Research colloquium organised by the Paul Scholten Centre
In the Netherlands, when body parts are amputated as part of a medical procedure, the patient's consent is required if this body part is used for or subjected to medical tests. However, according to our research among Dutch hospitals, the patient's consent is rarely obtained, when body parts are discarded as 'pathological waste'. This raises concerns, as patients have good reasons and distinct rights to demand a different fate for their amputated limb, such as a burial or cremation. We analysed the legal status of an amputated body part and concluded that, legally, the amputated part does not belong to the hospital or doctor and can therefore not be disposed of at whim in accordance with the hospital's wishes. Doctors have an obligation to actively inform their patients of their property rights over their amputated limbs and of the alternatives to disposal that are available. Doctors might find themselves exposed to tortuous liability procedures if they dispose of amputated body parts without proper consent.
Bart Jansen is assistent professor law, philosophy and ethics at Nyenrode Business University.

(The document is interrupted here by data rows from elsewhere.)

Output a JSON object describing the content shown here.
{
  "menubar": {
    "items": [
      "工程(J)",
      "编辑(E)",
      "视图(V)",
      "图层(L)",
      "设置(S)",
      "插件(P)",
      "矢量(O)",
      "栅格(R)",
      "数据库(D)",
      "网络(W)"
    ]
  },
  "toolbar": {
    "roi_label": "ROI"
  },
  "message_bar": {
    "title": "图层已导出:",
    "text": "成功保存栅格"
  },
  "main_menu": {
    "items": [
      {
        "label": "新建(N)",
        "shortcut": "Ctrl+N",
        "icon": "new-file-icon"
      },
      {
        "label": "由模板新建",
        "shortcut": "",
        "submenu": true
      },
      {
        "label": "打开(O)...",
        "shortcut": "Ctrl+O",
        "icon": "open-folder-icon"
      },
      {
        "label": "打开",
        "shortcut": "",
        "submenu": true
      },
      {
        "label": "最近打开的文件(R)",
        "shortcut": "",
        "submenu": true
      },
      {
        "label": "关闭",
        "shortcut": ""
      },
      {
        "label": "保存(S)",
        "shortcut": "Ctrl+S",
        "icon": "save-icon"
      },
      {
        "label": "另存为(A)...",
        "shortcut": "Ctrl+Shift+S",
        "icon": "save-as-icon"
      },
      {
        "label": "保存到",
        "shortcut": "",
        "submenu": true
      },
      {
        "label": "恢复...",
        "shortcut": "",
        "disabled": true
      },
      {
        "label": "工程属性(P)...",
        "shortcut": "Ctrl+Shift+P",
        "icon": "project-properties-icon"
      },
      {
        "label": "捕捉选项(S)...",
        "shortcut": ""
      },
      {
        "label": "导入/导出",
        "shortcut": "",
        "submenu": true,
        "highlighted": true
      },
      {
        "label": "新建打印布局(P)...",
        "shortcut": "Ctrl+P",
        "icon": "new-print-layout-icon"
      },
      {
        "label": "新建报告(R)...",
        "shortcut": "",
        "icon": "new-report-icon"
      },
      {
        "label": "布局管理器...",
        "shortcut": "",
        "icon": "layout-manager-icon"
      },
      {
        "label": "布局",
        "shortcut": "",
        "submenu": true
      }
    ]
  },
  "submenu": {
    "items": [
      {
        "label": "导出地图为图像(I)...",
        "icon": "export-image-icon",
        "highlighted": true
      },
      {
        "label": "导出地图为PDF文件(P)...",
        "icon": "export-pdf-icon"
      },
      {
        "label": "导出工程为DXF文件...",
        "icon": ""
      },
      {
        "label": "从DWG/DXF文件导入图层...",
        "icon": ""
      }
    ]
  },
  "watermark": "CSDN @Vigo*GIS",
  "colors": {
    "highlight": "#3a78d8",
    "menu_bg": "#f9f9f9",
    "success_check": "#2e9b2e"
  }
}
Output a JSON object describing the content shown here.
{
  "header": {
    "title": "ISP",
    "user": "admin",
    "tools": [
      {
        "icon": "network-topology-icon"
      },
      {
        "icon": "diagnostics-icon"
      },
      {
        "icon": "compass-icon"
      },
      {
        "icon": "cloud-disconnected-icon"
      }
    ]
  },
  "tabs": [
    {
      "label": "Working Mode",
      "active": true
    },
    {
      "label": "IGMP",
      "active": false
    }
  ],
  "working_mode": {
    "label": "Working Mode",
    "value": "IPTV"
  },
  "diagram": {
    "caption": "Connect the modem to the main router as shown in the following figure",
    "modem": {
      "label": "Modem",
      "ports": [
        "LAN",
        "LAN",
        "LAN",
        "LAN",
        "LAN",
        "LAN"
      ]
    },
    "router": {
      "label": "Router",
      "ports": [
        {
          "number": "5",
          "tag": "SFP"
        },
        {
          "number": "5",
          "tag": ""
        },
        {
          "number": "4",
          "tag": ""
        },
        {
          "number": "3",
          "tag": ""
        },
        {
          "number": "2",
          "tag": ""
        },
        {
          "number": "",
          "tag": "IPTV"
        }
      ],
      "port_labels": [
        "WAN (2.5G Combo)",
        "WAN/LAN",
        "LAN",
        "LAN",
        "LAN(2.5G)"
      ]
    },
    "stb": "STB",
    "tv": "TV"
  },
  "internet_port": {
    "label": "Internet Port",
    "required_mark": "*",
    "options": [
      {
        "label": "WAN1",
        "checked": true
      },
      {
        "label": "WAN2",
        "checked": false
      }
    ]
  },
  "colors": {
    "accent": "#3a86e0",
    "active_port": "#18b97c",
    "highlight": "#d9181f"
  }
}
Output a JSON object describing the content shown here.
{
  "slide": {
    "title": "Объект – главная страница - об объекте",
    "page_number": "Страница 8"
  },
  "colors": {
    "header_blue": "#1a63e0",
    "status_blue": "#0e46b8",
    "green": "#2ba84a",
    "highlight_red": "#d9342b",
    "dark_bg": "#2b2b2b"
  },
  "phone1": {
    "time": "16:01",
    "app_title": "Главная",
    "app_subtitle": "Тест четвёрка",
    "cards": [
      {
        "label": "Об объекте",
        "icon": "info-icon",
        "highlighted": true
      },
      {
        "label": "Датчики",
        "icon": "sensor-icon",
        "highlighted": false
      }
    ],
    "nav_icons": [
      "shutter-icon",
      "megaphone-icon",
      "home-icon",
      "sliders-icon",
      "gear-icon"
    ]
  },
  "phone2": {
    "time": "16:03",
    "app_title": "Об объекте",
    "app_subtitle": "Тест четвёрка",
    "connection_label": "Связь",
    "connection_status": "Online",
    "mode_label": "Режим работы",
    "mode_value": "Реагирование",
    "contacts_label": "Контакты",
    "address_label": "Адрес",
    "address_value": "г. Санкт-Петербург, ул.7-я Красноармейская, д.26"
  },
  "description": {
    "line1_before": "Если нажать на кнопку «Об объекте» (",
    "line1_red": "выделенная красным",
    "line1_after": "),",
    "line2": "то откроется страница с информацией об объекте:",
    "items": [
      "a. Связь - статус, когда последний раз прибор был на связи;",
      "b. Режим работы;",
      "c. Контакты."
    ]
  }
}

Rogier Baart is maritime laywer at Caland Attorneys, and lecturer Business Law at Nyenrode Business University.
For more information please contact Roland Pierik (R.Pierik@uva.nl)